The few nights you have off, you and your crew decide to hit up the town. Your greatest learned skill kicks in when you have to jump onto the withdrawn foot-wide walkway with a single rope rail to guide you safely onto the vessel. This brings me to my next point…
10. Your alcohol tolerance is godly.
Your work-hard, play-hard mentality lives up to the expectations of your pirating ancestors, allowing you to consume incredibly large amounts of alcohol. If there’s a pub in a 20-mile radius, you can find it. It isn’t uncommon to hear about blowing $5,000 in one weekend after a nice charter tip, nor is the statistic of 100 liters of vodka being consumed in five days startling.
11. You buy expensive things you never use.
Your wallet has been hidden away for months, and when you step onto land again, it’s time to splurge. You probably have a storage unit halfway across the world filled with fine things inherited from refit periods: surfboards and paddle boards you could put the finances but not the time into, and probably all of your clothes that you never wear considering you live in polos and khakis.

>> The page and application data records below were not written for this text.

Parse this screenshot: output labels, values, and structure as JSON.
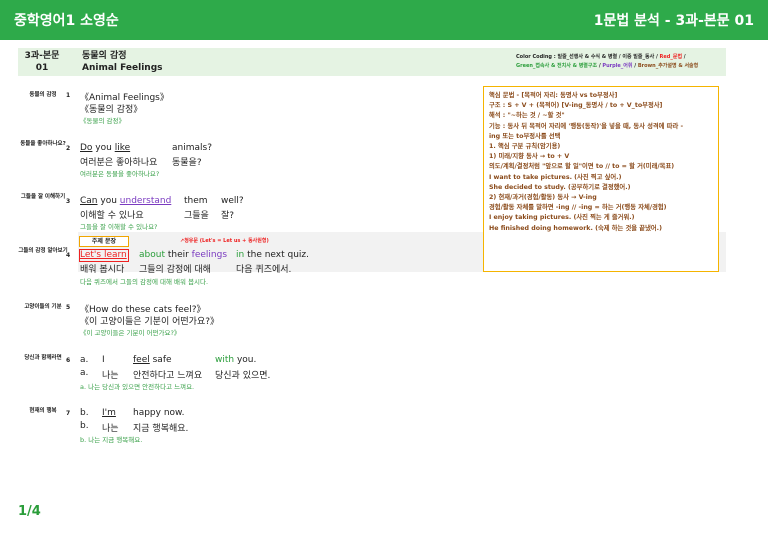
{
  "header": {
    "title": "중학영어1 소영순",
    "right": "1문법 분석 - 3과-본문 01"
  },
  "lesson": {
    "code_line1": "3과-본문",
    "code_line2": "01",
    "title_ko": "동물의 감정",
    "title_en": "Animal Feelings"
  },
  "color_coding": {
    "prefix": "Color Coding : 밑줄_선행사 & 수식 & 병렬 / 이중 밑줄_동사 / ",
    "red": "Red_문법",
    "sep1": " /",
    "green": "Green_접속사 & 전치사 & 병렬구조",
    "sep2": " / ",
    "purple": "Purple_어휘",
    "sep3": " / ",
    "brown": "Brown_추가설명 & 서술형"
  },
  "rows": [
    {
      "label": "동물의 감정",
      "num": "1",
      "en": "《Animal Feelings》",
      "ko": "《동물의 감정》",
      "trans": "《동물의 감정》"
    },
    {
      "label": "동물을 좋아하나요?",
      "num": "2",
      "en": [
        "Do",
        " you ",
        "like",
        "",
        "animals?"
      ],
      "ko": [
        "여러분은 좋아하나요",
        "동물을?"
      ],
      "trans": "여러분은 동물을 좋아하나요?"
    },
    {
      "label": "그들을 잘 이해하기",
      "num": "3",
      "en": [
        "Can",
        " you ",
        "understand",
        "them",
        "well?"
      ],
      "ko": [
        "이해할 수 있나요",
        "그들을",
        "잘?"
      ],
      "trans": "그들을 잘 이해할 수 있나요?"
    },
    {
      "label": "그들의 감정 알아보기",
      "num": "4",
      "topic": "주제 문장",
      "note": "↗청유문 (Let's = Let us + 동사원형)",
      "en": [
        "Let's learn",
        "about",
        " their ",
        "feelings",
        "in",
        " the next quiz."
      ],
      "ko": [
        "배워 봅시다",
        "그들의 감정에 대해",
        "다음 퀴즈에서."
      ],
      "trans": "다음 퀴즈에서 그들의 감정에 대해 배워 봅시다."
    },
    {
      "label": "고양이들의 기분",
      "num": "5",
      "en": "《How do these cats feel?》",
      "ko": "《이 고양이들은 기분이 어떤가요?》",
      "trans": "《이 고양이들은 기분이 어떤가요?》"
    },
    {
      "label": "당신과 함께라면",
      "num": "6",
      "en": [
        "a.",
        "I",
        "feel",
        " safe",
        "with",
        " you."
      ],
      "ko": [
        "a.",
        "나는",
        "안전하다고 느껴요",
        "당신과 있으면."
      ],
      "trans": "a. 나는 당신과 있으면 안전하다고 느껴요."
    },
    {
      "label": "현재의 행복",
      "num": "7",
      "en": [
        "b.",
        "I'm",
        "happy now."
      ],
      "ko": [
        "b.",
        "나는",
        "지금 행복해요."
      ],
      "trans": "b. 나는 지금 행복해요."
    }
  ],
  "grammar": [
    "핵심 문법 - [목적어 자리: 동명사 vs to부정사]",
    "구조 : S + V + (목적어) [V-ing_동명사 / to + V_to부정사]",
    "해석 : \"~하는 것 / ~할 것\"",
    "기능 : 동사 뒤 목적어 자리에 '행동(동작)'을 넣을 때, 동사 성격에 따라 -",
    "ing 또는 to부정사를 선택",
    "1. 핵심 구분 규칙(암기용)",
    "1) 미래/지향 동사 → to + V",
    "의도/계획/결정처럼 \"앞으로 할 일\"이면 to // to = 할 거(미래/목표)",
    "I want to take pictures. (사진 찍고 싶어.)",
    "She decided to study. (공부하기로 결정했어.)",
    "2) 현재/과거(경험/활동) 동사 → V-ing",
    "경험/활동 자체를 말하면 -ing // -ing = 하는 거(행동 자체/경험)",
    "I enjoy taking pictures. (사진 찍는 게 즐거워.)",
    "He finished doing homework. (숙제 하는 것을 끝냈어.)"
  ],
  "page": "1/4"
}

12. An inflatable water slide off the back of your boat is the bane of your existence.
You know you’ve been a yachtie for too long when this innocent, childish symbol becomes a back-bending, loathsome chore that takes your whole deck crew four hours to set up for a rich kid to play on for about five minutes before getting bored.
13. You’re unbelievably spoiled.

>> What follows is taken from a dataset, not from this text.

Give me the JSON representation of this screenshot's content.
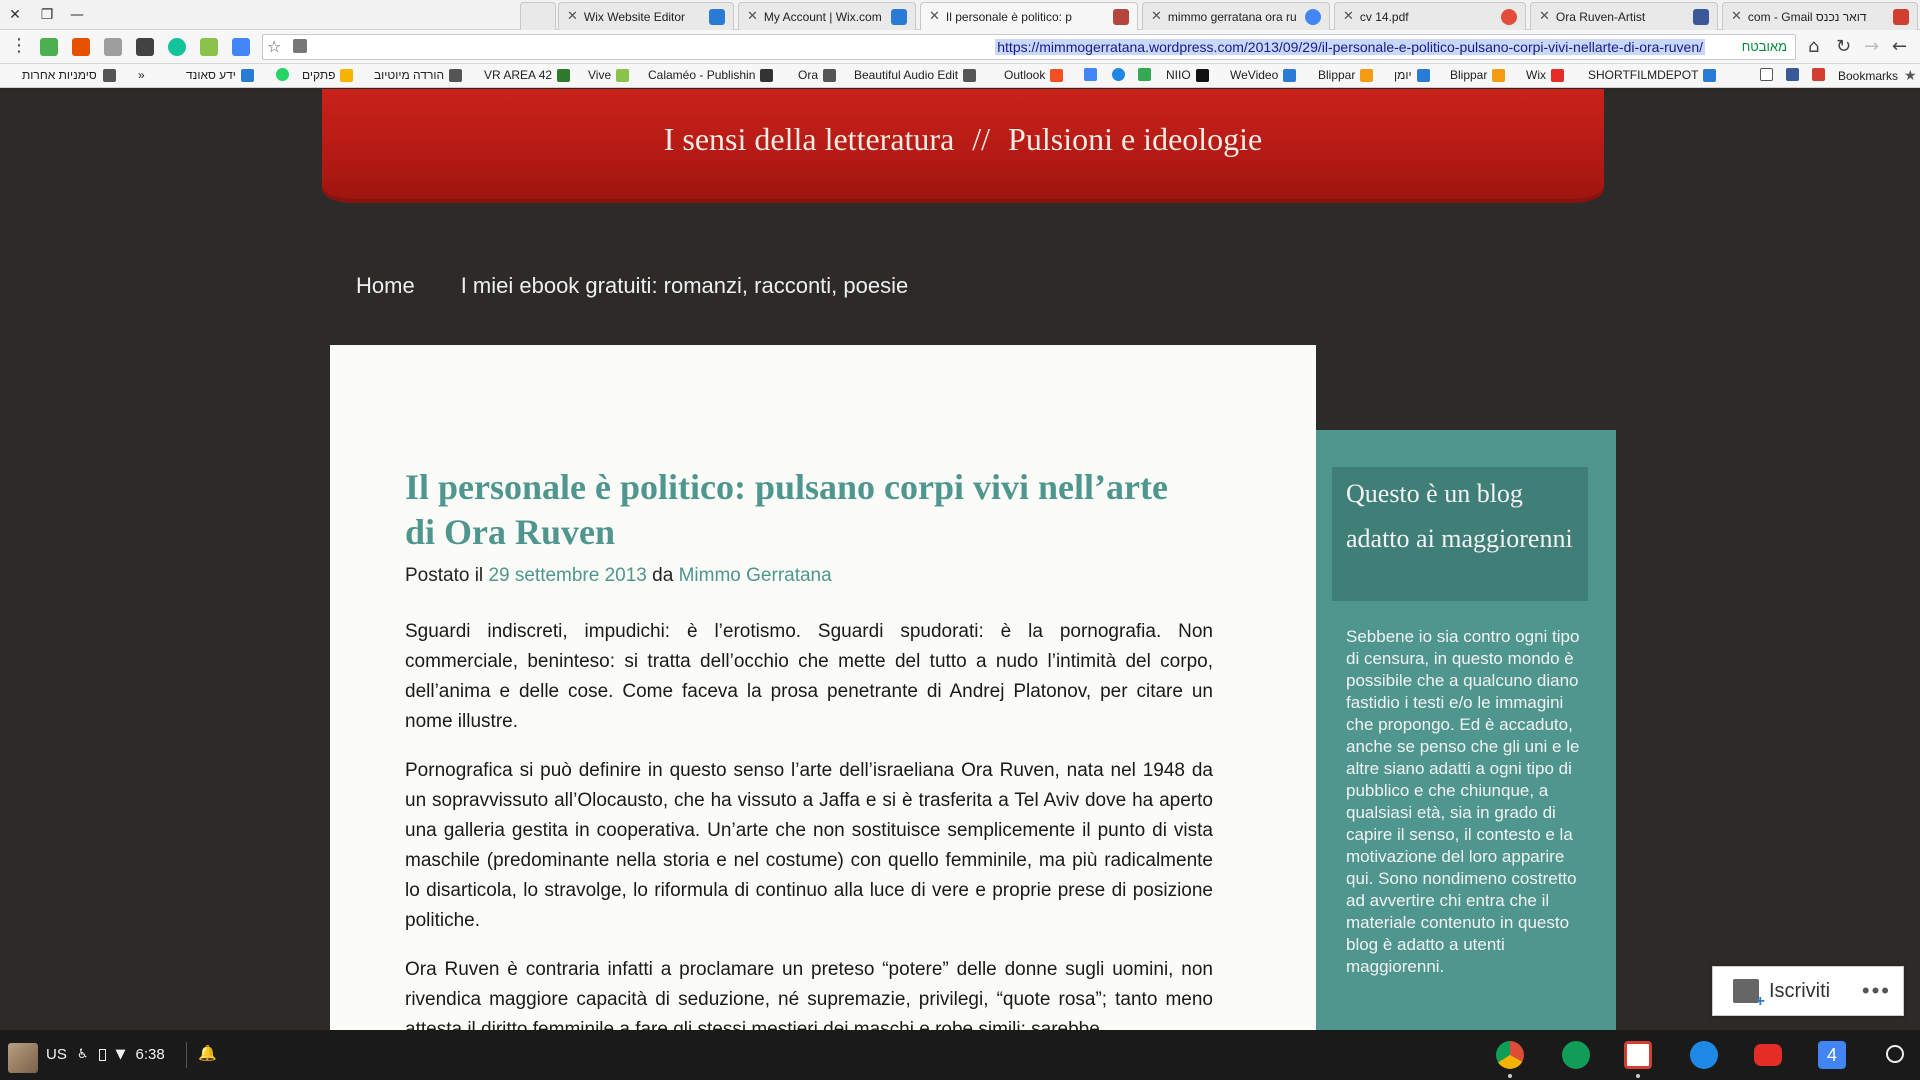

If you find yourself on shore and you don’t have a fully stocked cupboard of your preferred toiletries, you go crazy.
14. You have a ‘Captains are King’ mentality.

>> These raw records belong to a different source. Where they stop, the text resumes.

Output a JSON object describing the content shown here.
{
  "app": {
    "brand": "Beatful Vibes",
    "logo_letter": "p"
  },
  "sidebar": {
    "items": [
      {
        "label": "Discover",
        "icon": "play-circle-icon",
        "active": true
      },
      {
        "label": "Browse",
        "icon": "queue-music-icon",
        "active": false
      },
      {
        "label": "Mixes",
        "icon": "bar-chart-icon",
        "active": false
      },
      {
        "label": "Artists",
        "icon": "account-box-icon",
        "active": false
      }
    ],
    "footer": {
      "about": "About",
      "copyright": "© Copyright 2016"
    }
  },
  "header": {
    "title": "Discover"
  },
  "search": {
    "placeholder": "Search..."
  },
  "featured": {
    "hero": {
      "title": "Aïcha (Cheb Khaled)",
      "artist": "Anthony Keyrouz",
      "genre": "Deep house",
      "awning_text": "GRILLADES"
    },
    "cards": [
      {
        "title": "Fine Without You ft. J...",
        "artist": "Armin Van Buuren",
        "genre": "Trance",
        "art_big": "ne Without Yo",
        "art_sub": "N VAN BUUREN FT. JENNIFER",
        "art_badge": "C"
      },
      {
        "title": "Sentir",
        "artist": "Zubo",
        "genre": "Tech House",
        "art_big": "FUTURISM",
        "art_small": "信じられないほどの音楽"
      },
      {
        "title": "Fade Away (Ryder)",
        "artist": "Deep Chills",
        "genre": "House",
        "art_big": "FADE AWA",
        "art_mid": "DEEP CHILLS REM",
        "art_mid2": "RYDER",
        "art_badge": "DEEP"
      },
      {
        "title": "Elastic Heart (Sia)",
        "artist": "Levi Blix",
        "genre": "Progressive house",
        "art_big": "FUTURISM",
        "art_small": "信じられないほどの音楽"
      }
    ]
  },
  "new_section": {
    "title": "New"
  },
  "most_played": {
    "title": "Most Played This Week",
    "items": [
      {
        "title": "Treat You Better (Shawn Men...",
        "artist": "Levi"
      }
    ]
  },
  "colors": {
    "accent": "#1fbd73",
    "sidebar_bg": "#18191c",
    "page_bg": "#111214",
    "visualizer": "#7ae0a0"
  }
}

You’ve developed a very submissive mindset, which is critical to working on a boat. It’s like a luxury navy vessel — people standing tall ready to salute their captain when he’s getting his coffee in the crew mess in the morning. Find yourself on land, and this bloke will be just another face in the crowd.
15. You’re used to having an engineer around to fix everything.
The glory of working with a crew of professionals is that there’s always an engineer around to fix broken toilets, realign drawers, change your light bulbs, and reset breakers. There are chefs to make your breakfast, lunch, dinner, and restock all your favorite snack foods. There are even “stews” to clean your living area, launder and iron your sheets and clothing. Good luck on land doing all that on your own again.
16. You don’t remember the last time you were alone.
For all of you non-yachties, think about the people you work with every day. They might be the most annoying, agitating, or boring people on the planet. Then, imagine living in a small section of a boat with them, unable to escape their quirks. Now envision being in the middle of the ocean with no one else to hang out with. “You can’t choose your family, but you can choose your friends,” does not apply here. You’re stuck with this crew.
17. “The Bahamas…again?”
Poor yachtie. You have to go the Bahamas for the fifth time this season. You’ll have to
be anchored out in some turquoise bay that’s home to a family of dolphins, and take the guests on a sunset cruise…AGAIN. When you can’t even tell how lucky you are, you know you’re a true yachtie.
18. Celebrities are no longer exciting to see.
Most people get little butterflies in their stomach when they see a celebrity, but you couldn’t care less. In fact, they’re a nuisance. They leave skid marks in the toilet, squirt toothpaste onto the sink, and dredge sand onto the decks like everybody else.
19. Your seasons are skewed.
What is winter? It doesn’t matter to you any longer. In the summer, you flock to the Mediterranean and in the winter to the Caribbean. Yachties just go where the weather’s most beautiful and where people want to sail. Snow? What snow.
20. You try to leave yachting after every season.
After working immoral hours, dealing with the fussiest people in the world, cleaning toilets, scrubbing decks, and handling crew dramas like you’re on a confined episode of Survivor, you have boasted several times that you’ll be leaving the industry for good, but never do.
You’ve been a yachtie for too long mate.